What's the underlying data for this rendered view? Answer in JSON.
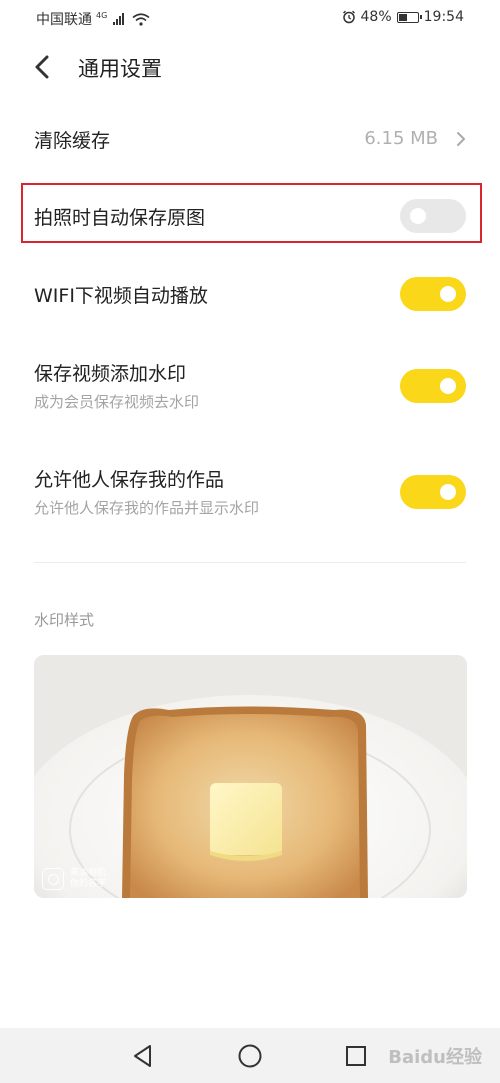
{
  "status_bar": {
    "carrier": "中国联通",
    "network_type": "4G",
    "battery_percent": "48%",
    "battery_level": 0.48,
    "time": "19:54"
  },
  "header": {
    "back_icon": "chevron-left-icon",
    "title": "通用设置"
  },
  "settings": {
    "clear_cache": {
      "title": "清除缓存",
      "value": "6.15 MB"
    },
    "save_original": {
      "title": "拍照时自动保存原图",
      "enabled": false
    },
    "wifi_autoplay": {
      "title": "WIFI下视频自动播放",
      "enabled": true
    },
    "video_watermark": {
      "title": "保存视频添加水印",
      "subtitle": "成为会员保存视频去水印",
      "enabled": true
    },
    "allow_save": {
      "title": "允许他人保存我的作品",
      "subtitle": "允许他人保存我的作品并显示水印",
      "enabled": true
    }
  },
  "watermark_section": {
    "label": "水印样式",
    "preview_text_1": "黄油相机",
    "preview_text_2": "你的名字"
  },
  "nav_bar": {
    "buttons": [
      "back-triangle-icon",
      "home-circle-icon",
      "recent-square-icon"
    ]
  },
  "site_watermark": "Baidu经验",
  "colors": {
    "accent": "#fbd71a",
    "toggle_off": "#e8e8e8",
    "highlight": "#d9252f"
  }
}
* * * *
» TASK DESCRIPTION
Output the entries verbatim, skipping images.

» RESPONSE TO THIS TASK
What's the underlying data for this rendered view? Answer in JSON.
{
  "status_bar": {
    "carrier": "中国联通",
    "network_type": "4G",
    "battery_percent": "48%",
    "battery_level": 0.48,
    "time": "19:54"
  },
  "header": {
    "back_icon": "chevron-left-icon",
    "title": "通用设置"
  },
  "settings": {
    "clear_cache": {
      "title": "清除缓存",
      "value": "6.15 MB"
    },
    "save_original": {
      "title": "拍照时自动保存原图",
      "enabled": false
    },
    "wifi_autoplay": {
      "title": "WIFI下视频自动播放",
      "enabled": true
    },
    "video_watermark": {
      "title": "保存视频添加水印",
      "subtitle": "成为会员保存视频去水印",
      "enabled": true
    },
    "allow_save": {
      "title": "允许他人保存我的作品",
      "subtitle": "允许他人保存我的作品并显示水印",
      "enabled": true
    }
  },
  "watermark_section": {
    "label": "水印样式",
    "preview_text_1": "黄油相机",
    "preview_text_2": "你的名字"
  },
  "nav_bar": {
    "buttons": [
      "back-triangle-icon",
      "home-circle-icon",
      "recent-square-icon"
    ]
  },
  "site_watermark": "Baidu经验",
  "colors": {
    "accent": "#fbd71a",
    "toggle_off": "#e8e8e8",
    "highlight": "#d9252f"
  }
}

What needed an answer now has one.